Dataset rows for apps and sites:
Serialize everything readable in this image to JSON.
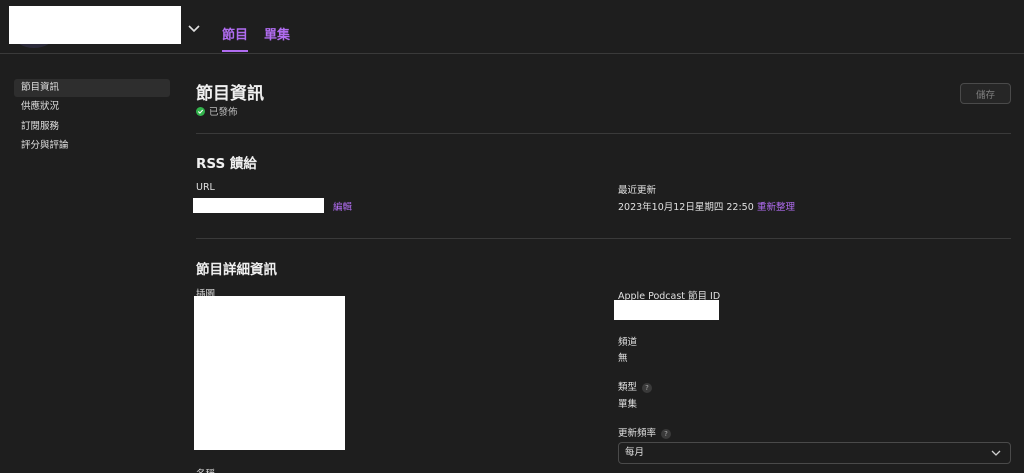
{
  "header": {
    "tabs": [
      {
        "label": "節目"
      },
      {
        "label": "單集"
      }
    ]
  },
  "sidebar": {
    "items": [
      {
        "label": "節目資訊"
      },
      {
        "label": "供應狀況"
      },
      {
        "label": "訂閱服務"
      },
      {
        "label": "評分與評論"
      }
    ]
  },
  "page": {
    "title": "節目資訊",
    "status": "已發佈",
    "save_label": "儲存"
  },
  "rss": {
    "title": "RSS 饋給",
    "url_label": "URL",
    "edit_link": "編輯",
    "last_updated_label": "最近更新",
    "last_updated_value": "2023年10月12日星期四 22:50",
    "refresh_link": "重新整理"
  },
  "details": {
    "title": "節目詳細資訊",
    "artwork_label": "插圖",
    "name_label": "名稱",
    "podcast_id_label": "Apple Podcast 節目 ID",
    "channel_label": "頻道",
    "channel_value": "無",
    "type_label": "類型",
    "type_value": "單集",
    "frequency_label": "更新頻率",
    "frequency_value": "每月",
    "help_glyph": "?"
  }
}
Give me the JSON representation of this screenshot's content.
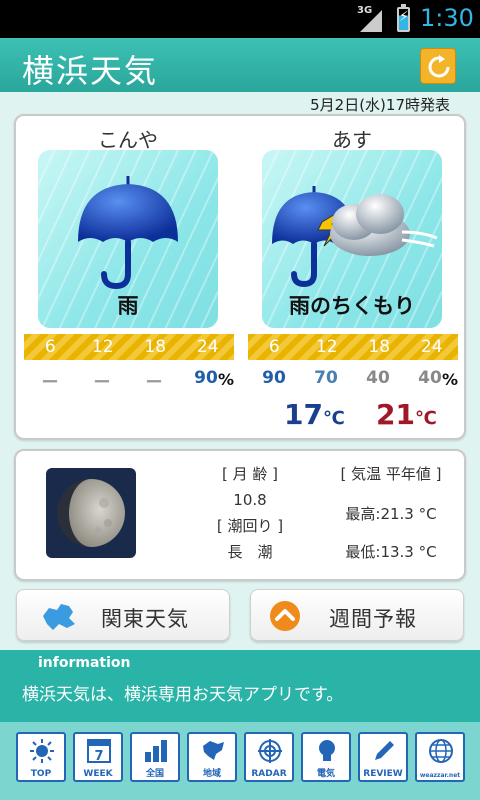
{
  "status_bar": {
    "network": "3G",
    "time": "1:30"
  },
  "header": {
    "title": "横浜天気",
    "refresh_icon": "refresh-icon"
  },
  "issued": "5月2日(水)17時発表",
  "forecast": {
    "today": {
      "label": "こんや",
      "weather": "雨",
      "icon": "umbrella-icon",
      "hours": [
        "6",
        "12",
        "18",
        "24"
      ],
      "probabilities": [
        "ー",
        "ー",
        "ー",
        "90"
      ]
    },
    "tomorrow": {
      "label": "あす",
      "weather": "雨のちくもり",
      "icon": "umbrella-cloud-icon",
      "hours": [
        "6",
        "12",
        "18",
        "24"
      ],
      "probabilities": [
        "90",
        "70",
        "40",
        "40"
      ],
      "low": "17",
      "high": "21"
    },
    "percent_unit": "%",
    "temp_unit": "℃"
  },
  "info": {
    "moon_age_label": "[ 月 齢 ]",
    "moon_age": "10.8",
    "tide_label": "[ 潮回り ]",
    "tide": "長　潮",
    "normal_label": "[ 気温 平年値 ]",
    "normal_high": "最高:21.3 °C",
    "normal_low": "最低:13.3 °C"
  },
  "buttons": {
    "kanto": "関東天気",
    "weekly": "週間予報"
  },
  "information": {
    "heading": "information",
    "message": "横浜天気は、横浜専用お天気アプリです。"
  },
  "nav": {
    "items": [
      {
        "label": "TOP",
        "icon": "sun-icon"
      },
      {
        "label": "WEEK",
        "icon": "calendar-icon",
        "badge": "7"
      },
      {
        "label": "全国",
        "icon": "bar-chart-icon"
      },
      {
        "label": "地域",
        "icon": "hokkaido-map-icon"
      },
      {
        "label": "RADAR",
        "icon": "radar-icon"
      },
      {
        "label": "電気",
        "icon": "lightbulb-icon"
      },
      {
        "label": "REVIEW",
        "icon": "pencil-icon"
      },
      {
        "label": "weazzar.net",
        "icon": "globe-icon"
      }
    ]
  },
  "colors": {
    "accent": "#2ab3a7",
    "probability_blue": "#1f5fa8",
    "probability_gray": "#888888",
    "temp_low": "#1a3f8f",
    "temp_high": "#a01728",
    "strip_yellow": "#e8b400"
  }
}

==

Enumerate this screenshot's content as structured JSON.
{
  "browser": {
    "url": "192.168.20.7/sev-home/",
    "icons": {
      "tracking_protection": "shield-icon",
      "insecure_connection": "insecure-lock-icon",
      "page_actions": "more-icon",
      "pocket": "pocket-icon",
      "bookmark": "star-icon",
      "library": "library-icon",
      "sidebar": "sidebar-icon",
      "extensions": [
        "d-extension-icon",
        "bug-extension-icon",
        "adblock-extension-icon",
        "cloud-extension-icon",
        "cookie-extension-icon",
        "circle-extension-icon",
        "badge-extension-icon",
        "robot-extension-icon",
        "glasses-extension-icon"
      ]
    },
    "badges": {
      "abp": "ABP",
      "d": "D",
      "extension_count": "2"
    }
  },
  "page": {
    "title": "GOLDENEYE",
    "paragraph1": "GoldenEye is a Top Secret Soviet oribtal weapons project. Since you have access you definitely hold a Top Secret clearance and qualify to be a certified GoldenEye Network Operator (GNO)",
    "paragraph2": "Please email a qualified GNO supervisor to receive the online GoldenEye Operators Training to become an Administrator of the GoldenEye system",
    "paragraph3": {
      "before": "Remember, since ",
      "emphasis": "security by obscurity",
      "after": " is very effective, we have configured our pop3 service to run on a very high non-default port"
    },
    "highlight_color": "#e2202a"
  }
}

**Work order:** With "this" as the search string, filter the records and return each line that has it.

**Result:**
Serialize everything readable in this image to JSON.
Give me the JSON representation of this screenshot's content.
Enumerate this screenshot's content as structured JSON.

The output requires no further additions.